>>>

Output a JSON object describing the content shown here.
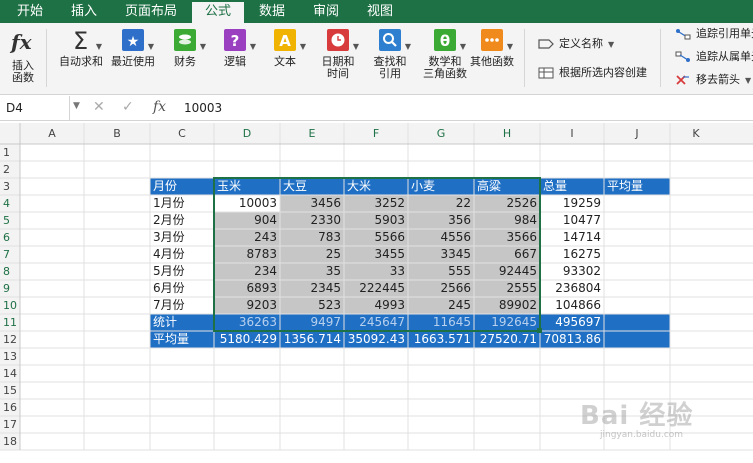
{
  "tabs": [
    {
      "label": "开始",
      "active": false
    },
    {
      "label": "插入",
      "active": false
    },
    {
      "label": "页面布局",
      "active": false
    },
    {
      "label": "公式",
      "active": true
    },
    {
      "label": "数据",
      "active": false
    },
    {
      "label": "审阅",
      "active": false
    },
    {
      "label": "视图",
      "active": false
    }
  ],
  "ribbon": {
    "insert_function": {
      "icon": "fx-icon",
      "label": "插入\n函数"
    },
    "buttons": [
      {
        "key": "autosum",
        "label": "自动求和",
        "icon": "sigma-icon",
        "color": "#333333"
      },
      {
        "key": "recent",
        "label": "最近使用",
        "icon": "star-icon",
        "color": "#2e6fc9"
      },
      {
        "key": "financial",
        "label": "财务",
        "icon": "coins-icon",
        "color": "#3aaa35"
      },
      {
        "key": "logical",
        "label": "逻辑",
        "icon": "question-icon",
        "color": "#9b3fc1"
      },
      {
        "key": "text",
        "label": "文本",
        "icon": "text-a-icon",
        "color": "#f0b400"
      },
      {
        "key": "datetime",
        "label": "日期和\n时间",
        "icon": "clock-icon",
        "color": "#d83b3b"
      },
      {
        "key": "lookup",
        "label": "查找和\n引用",
        "icon": "magnifier-icon",
        "color": "#2e7fd0"
      },
      {
        "key": "math",
        "label": "数学和\n三角函数",
        "icon": "theta-icon",
        "color": "#3aaa35"
      },
      {
        "key": "more",
        "label": "其他函数",
        "icon": "dots-icon",
        "color": "#f08a1c"
      }
    ],
    "names": {
      "define_name": "定义名称",
      "create_from_selection": "根据所选内容创建"
    },
    "audit": {
      "trace_precedents": "追踪引用单元",
      "trace_dependents": "追踪从属单元",
      "remove_arrows": "移去箭头"
    }
  },
  "formula_bar": {
    "name_box": "D4",
    "fx": "fx",
    "formula": "10003"
  },
  "sheet": {
    "columns": [
      "A",
      "B",
      "C",
      "D",
      "E",
      "F",
      "G",
      "H",
      "I",
      "J",
      "K"
    ],
    "rows": [
      "1",
      "2",
      "3",
      "4",
      "5",
      "6",
      "7",
      "8",
      "9",
      "10",
      "11",
      "12",
      "13",
      "14",
      "15",
      "16",
      "17",
      "18"
    ],
    "header_row": [
      "月份",
      "玉米",
      "大豆",
      "大米",
      "小麦",
      "高粱",
      "总量",
      "平均量"
    ],
    "data_rows": [
      {
        "label": "1月份",
        "values": [
          "10003",
          "3456",
          "3252",
          "22",
          "2526"
        ],
        "total": "19259"
      },
      {
        "label": "2月份",
        "values": [
          "904",
          "2330",
          "5903",
          "356",
          "984"
        ],
        "total": "10477"
      },
      {
        "label": "3月份",
        "values": [
          "243",
          "783",
          "5566",
          "4556",
          "3566"
        ],
        "total": "14714"
      },
      {
        "label": "4月份",
        "values": [
          "8783",
          "25",
          "3455",
          "3345",
          "667"
        ],
        "total": "16275"
      },
      {
        "label": "5月份",
        "values": [
          "234",
          "35",
          "33",
          "555",
          "92445"
        ],
        "total": "93302"
      },
      {
        "label": "6月份",
        "values": [
          "6893",
          "2345",
          "222445",
          "2566",
          "2555"
        ],
        "total": "236804"
      },
      {
        "label": "7月份",
        "values": [
          "9203",
          "523",
          "4993",
          "245",
          "89902"
        ],
        "total": "104866"
      }
    ],
    "stats_row": {
      "label": "统计",
      "values": [
        "36263",
        "9497",
        "245647",
        "11645",
        "192645"
      ],
      "total": "495697"
    },
    "avg_row": {
      "label": "平均量",
      "values": [
        "5180.429",
        "1356.714",
        "35092.43",
        "1663.571",
        "27520.71"
      ],
      "total": "70813.86"
    },
    "active_cell": "D4",
    "colors": {
      "header_fill": "#1f6fc4",
      "selection_fill": "#c6c6c6",
      "selection_border": "#1e7145",
      "grid_line": "#e1e1e1"
    }
  },
  "watermark": {
    "main": "Bai 经验",
    "sub": "jingyan.baidu.com"
  }
}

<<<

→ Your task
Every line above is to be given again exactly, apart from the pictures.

→ Solution
Output a JSON object describing the content shown here.
{
  "tabs": [
    {
      "label": "开始",
      "active": false
    },
    {
      "label": "插入",
      "active": false
    },
    {
      "label": "页面布局",
      "active": false
    },
    {
      "label": "公式",
      "active": true
    },
    {
      "label": "数据",
      "active": false
    },
    {
      "label": "审阅",
      "active": false
    },
    {
      "label": "视图",
      "active": false
    }
  ],
  "ribbon": {
    "insert_function": {
      "icon": "fx-icon",
      "label": "插入\n函数"
    },
    "buttons": [
      {
        "key": "autosum",
        "label": "自动求和",
        "icon": "sigma-icon",
        "color": "#333333"
      },
      {
        "key": "recent",
        "label": "最近使用",
        "icon": "star-icon",
        "color": "#2e6fc9"
      },
      {
        "key": "financial",
        "label": "财务",
        "icon": "coins-icon",
        "color": "#3aaa35"
      },
      {
        "key": "logical",
        "label": "逻辑",
        "icon": "question-icon",
        "color": "#9b3fc1"
      },
      {
        "key": "text",
        "label": "文本",
        "icon": "text-a-icon",
        "color": "#f0b400"
      },
      {
        "key": "datetime",
        "label": "日期和\n时间",
        "icon": "clock-icon",
        "color": "#d83b3b"
      },
      {
        "key": "lookup",
        "label": "查找和\n引用",
        "icon": "magnifier-icon",
        "color": "#2e7fd0"
      },
      {
        "key": "math",
        "label": "数学和\n三角函数",
        "icon": "theta-icon",
        "color": "#3aaa35"
      },
      {
        "key": "more",
        "label": "其他函数",
        "icon": "dots-icon",
        "color": "#f08a1c"
      }
    ],
    "names": {
      "define_name": "定义名称",
      "create_from_selection": "根据所选内容创建"
    },
    "audit": {
      "trace_precedents": "追踪引用单元",
      "trace_dependents": "追踪从属单元",
      "remove_arrows": "移去箭头"
    }
  },
  "formula_bar": {
    "name_box": "D4",
    "fx": "fx",
    "formula": "10003"
  },
  "sheet": {
    "columns": [
      "A",
      "B",
      "C",
      "D",
      "E",
      "F",
      "G",
      "H",
      "I",
      "J",
      "K"
    ],
    "rows": [
      "1",
      "2",
      "3",
      "4",
      "5",
      "6",
      "7",
      "8",
      "9",
      "10",
      "11",
      "12",
      "13",
      "14",
      "15",
      "16",
      "17",
      "18"
    ],
    "header_row": [
      "月份",
      "玉米",
      "大豆",
      "大米",
      "小麦",
      "高粱",
      "总量",
      "平均量"
    ],
    "data_rows": [
      {
        "label": "1月份",
        "values": [
          "10003",
          "3456",
          "3252",
          "22",
          "2526"
        ],
        "total": "19259"
      },
      {
        "label": "2月份",
        "values": [
          "904",
          "2330",
          "5903",
          "356",
          "984"
        ],
        "total": "10477"
      },
      {
        "label": "3月份",
        "values": [
          "243",
          "783",
          "5566",
          "4556",
          "3566"
        ],
        "total": "14714"
      },
      {
        "label": "4月份",
        "values": [
          "8783",
          "25",
          "3455",
          "3345",
          "667"
        ],
        "total": "16275"
      },
      {
        "label": "5月份",
        "values": [
          "234",
          "35",
          "33",
          "555",
          "92445"
        ],
        "total": "93302"
      },
      {
        "label": "6月份",
        "values": [
          "6893",
          "2345",
          "222445",
          "2566",
          "2555"
        ],
        "total": "236804"
      },
      {
        "label": "7月份",
        "values": [
          "9203",
          "523",
          "4993",
          "245",
          "89902"
        ],
        "total": "104866"
      }
    ],
    "stats_row": {
      "label": "统计",
      "values": [
        "36263",
        "9497",
        "245647",
        "11645",
        "192645"
      ],
      "total": "495697"
    },
    "avg_row": {
      "label": "平均量",
      "values": [
        "5180.429",
        "1356.714",
        "35092.43",
        "1663.571",
        "27520.71"
      ],
      "total": "70813.86"
    },
    "active_cell": "D4",
    "colors": {
      "header_fill": "#1f6fc4",
      "selection_fill": "#c6c6c6",
      "selection_border": "#1e7145",
      "grid_line": "#e1e1e1"
    }
  },
  "watermark": {
    "main": "Bai 经验",
    "sub": "jingyan.baidu.com"
  }
}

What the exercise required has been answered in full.